* EXERCISE DATA
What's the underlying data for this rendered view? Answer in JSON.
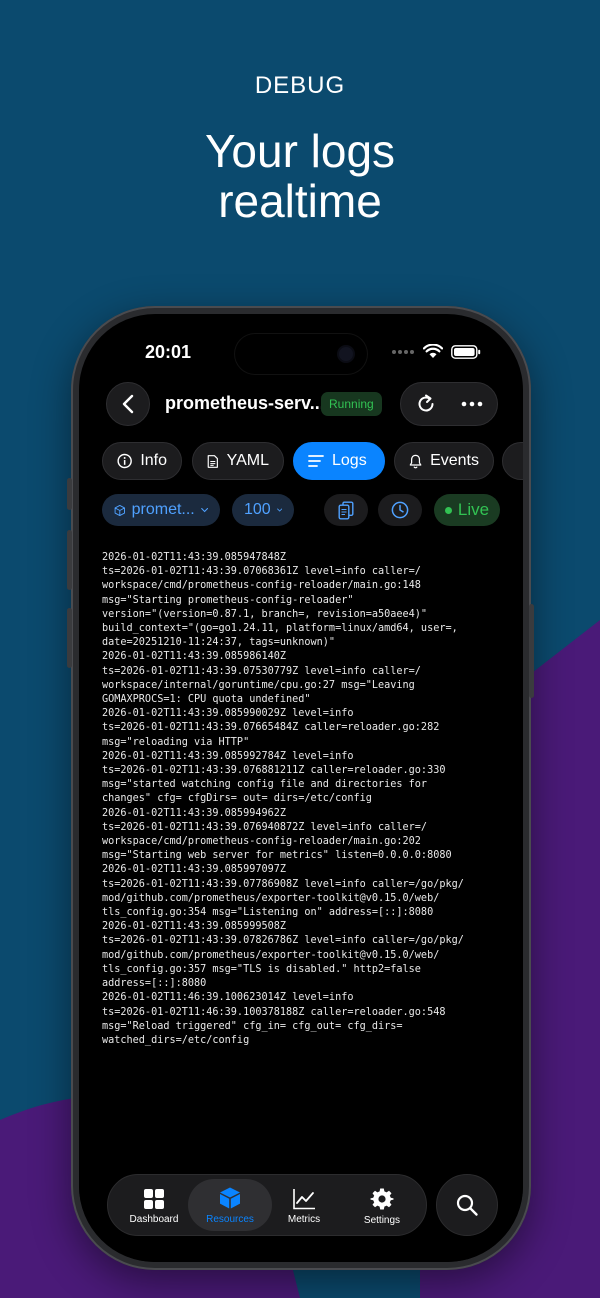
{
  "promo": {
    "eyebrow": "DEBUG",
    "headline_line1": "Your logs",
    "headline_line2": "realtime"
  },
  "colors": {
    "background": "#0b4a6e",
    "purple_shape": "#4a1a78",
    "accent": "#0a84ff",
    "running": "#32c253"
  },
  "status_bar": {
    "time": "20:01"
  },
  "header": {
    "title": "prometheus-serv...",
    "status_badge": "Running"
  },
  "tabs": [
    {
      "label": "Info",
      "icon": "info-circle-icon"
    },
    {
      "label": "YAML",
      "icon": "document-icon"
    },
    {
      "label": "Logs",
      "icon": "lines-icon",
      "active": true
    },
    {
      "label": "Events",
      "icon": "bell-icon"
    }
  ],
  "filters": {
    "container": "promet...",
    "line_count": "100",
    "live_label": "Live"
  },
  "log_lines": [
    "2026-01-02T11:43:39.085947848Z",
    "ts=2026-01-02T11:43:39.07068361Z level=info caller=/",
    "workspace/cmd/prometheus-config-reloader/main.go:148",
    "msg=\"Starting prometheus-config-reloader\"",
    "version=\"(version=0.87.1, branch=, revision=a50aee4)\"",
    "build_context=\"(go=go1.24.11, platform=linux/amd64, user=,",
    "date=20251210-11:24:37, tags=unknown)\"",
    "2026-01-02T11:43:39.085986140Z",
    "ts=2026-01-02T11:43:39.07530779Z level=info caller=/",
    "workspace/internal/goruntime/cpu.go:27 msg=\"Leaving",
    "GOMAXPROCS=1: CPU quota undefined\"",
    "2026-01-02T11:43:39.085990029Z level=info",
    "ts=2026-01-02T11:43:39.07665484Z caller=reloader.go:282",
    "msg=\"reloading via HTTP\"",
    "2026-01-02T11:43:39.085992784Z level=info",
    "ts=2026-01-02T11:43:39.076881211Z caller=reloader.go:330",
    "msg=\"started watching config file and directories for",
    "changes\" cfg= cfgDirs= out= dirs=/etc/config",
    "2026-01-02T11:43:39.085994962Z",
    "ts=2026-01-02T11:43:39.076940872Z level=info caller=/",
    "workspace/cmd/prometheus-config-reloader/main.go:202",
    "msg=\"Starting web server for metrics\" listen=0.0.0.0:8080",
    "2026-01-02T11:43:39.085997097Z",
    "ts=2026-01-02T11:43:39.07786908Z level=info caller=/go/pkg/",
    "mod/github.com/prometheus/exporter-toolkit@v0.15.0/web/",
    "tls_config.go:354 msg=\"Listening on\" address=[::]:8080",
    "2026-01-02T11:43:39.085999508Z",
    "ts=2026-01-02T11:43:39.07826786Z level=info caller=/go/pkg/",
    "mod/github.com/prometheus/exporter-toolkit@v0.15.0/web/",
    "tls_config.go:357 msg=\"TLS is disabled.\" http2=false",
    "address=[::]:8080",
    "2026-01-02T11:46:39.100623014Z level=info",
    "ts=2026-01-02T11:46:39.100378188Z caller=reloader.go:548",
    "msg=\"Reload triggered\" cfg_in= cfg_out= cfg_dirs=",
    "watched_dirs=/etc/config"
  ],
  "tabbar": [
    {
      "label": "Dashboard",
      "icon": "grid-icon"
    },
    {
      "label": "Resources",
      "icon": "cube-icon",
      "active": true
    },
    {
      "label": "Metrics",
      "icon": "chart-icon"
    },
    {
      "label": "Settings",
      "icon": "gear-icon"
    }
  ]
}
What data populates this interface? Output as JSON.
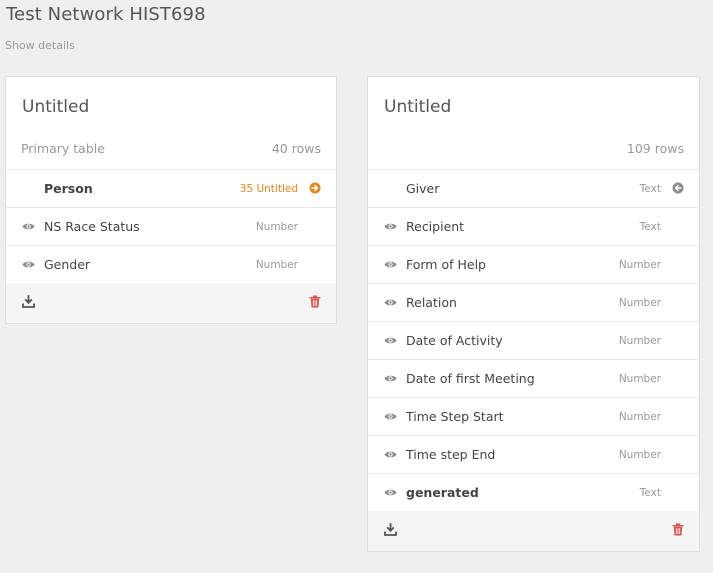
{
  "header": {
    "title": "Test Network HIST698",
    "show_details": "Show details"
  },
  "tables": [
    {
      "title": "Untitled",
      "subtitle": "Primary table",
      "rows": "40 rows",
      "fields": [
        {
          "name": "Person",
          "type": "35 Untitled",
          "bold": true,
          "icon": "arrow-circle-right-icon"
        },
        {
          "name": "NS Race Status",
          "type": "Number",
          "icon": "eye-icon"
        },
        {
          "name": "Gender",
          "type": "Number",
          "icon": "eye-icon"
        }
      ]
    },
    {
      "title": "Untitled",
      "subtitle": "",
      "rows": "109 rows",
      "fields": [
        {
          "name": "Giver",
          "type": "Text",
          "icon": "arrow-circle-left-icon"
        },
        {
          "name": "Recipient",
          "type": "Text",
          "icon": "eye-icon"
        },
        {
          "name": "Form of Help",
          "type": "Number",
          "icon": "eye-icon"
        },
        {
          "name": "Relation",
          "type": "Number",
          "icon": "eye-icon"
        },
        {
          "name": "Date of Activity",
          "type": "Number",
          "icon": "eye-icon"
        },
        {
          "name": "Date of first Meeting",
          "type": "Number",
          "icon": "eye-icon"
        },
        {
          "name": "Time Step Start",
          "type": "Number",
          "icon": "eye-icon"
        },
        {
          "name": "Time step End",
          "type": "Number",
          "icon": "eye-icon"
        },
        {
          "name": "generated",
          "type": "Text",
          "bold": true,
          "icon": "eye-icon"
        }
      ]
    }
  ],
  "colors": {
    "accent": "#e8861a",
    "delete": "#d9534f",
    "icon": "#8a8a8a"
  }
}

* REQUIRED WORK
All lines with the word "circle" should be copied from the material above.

* RESPONSE BELOW
      "icon": "info-circle-icon"
          "icon": "arrow-circle-right-icon"
          "icon": "arrow-circle-left-icon"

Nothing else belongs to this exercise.